Task description:
Search the records for "JSON" and copy each line that holds it.

Input:
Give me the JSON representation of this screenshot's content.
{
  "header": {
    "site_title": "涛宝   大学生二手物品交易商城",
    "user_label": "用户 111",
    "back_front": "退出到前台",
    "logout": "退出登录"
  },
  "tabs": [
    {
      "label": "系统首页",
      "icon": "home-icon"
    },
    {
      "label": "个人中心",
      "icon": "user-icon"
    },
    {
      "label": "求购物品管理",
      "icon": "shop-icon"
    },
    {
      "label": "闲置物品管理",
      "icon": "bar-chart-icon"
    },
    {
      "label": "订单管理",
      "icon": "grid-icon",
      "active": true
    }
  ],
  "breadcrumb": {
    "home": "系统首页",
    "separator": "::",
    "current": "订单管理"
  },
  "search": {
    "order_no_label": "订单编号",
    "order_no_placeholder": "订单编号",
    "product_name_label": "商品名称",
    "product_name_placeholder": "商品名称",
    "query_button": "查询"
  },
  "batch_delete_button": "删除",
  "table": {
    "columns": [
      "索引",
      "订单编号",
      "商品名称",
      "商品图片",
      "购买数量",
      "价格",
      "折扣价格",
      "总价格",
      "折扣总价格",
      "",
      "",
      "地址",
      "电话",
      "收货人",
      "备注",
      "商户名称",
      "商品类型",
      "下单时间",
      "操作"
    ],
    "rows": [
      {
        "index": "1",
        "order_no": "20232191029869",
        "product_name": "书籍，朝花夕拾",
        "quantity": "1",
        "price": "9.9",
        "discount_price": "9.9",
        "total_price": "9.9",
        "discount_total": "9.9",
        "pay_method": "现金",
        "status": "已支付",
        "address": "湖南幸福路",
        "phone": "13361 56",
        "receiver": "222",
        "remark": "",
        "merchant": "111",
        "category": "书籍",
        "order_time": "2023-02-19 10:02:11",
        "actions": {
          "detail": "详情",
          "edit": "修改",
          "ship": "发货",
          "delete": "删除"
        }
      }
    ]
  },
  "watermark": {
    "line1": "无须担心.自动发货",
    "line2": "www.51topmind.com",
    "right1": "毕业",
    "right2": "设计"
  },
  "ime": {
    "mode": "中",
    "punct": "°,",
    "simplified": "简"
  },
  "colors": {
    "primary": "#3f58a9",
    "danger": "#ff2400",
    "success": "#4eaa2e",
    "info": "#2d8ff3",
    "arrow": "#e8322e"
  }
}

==

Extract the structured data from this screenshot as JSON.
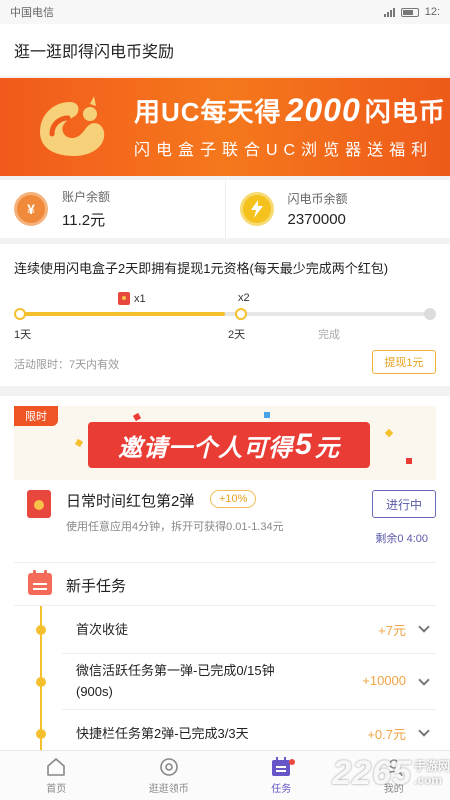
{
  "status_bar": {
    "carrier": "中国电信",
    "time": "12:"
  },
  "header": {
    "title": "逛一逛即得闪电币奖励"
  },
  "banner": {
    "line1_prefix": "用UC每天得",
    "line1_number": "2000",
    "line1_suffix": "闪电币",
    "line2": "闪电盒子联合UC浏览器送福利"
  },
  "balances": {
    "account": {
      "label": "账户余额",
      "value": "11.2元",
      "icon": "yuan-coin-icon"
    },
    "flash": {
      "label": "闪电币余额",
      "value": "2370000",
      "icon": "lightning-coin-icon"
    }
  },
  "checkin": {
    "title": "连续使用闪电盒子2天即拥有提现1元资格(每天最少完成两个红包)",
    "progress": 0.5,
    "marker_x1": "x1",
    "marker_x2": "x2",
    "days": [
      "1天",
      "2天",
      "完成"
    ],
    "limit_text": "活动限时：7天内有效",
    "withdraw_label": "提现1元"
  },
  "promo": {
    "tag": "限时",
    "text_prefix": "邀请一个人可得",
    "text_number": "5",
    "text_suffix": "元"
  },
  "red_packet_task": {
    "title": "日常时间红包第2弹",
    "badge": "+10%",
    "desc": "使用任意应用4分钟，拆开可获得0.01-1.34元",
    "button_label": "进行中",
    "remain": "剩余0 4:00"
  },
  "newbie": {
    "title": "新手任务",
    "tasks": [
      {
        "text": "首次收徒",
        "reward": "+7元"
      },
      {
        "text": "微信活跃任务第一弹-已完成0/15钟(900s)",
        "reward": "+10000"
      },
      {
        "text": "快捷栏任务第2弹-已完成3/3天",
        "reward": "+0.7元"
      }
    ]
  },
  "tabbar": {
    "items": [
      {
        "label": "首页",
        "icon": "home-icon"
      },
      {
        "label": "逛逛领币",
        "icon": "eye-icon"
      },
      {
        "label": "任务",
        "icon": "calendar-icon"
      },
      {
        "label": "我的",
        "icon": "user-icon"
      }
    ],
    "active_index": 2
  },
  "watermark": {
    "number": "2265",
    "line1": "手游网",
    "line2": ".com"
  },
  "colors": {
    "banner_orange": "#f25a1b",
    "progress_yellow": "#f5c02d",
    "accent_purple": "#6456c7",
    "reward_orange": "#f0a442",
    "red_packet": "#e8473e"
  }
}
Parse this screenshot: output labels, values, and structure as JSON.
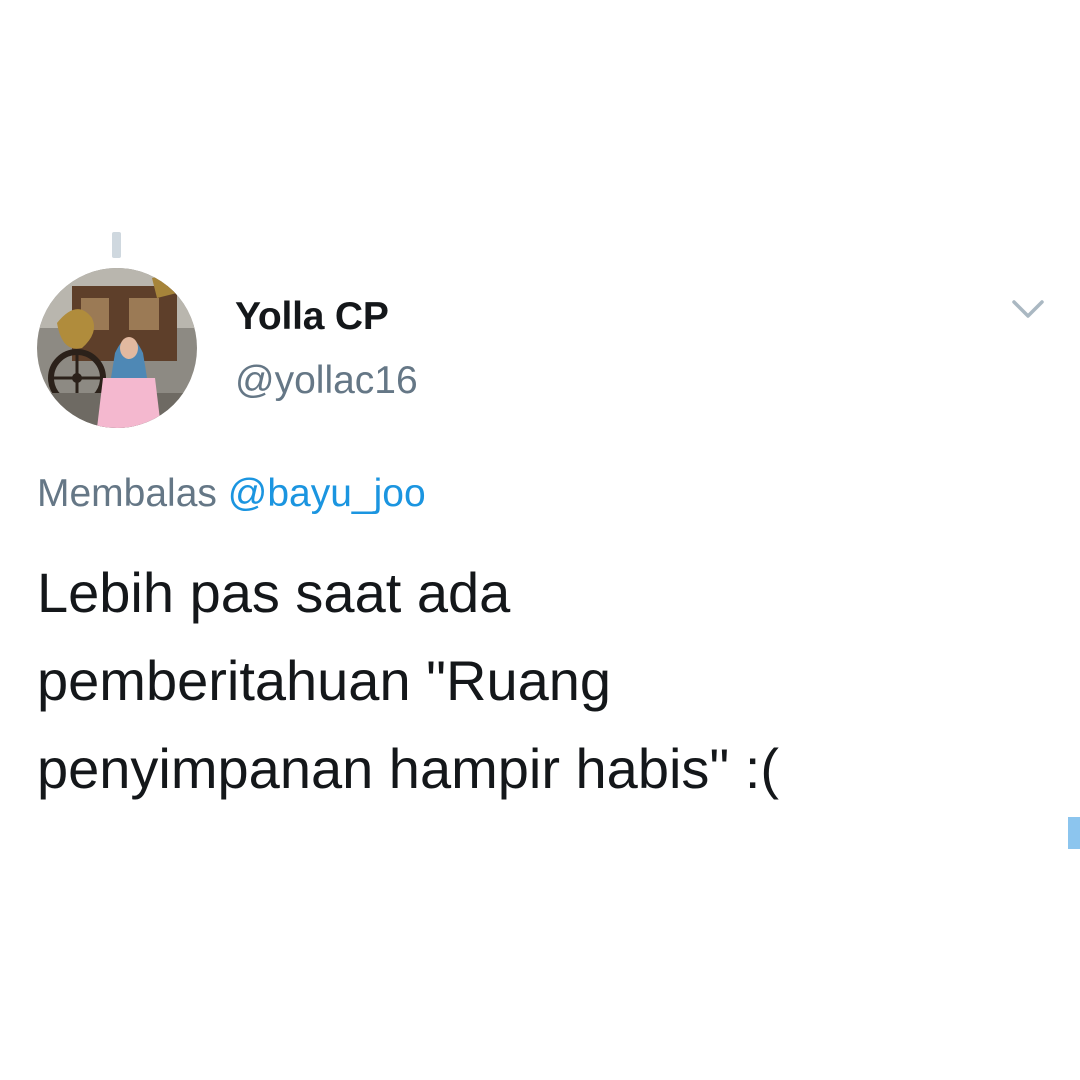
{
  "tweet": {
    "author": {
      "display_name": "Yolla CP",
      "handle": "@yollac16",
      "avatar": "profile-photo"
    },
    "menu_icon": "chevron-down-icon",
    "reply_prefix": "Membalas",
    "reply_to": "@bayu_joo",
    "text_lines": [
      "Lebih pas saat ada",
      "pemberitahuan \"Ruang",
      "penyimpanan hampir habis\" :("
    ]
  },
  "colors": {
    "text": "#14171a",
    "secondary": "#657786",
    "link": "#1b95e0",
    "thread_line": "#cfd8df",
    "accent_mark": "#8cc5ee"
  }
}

Written reply:
Give me the JSON representation of this screenshot's content.
Extract the structured data from this screenshot as JSON.
Parse this screenshot: output labels, values, and structure as JSON.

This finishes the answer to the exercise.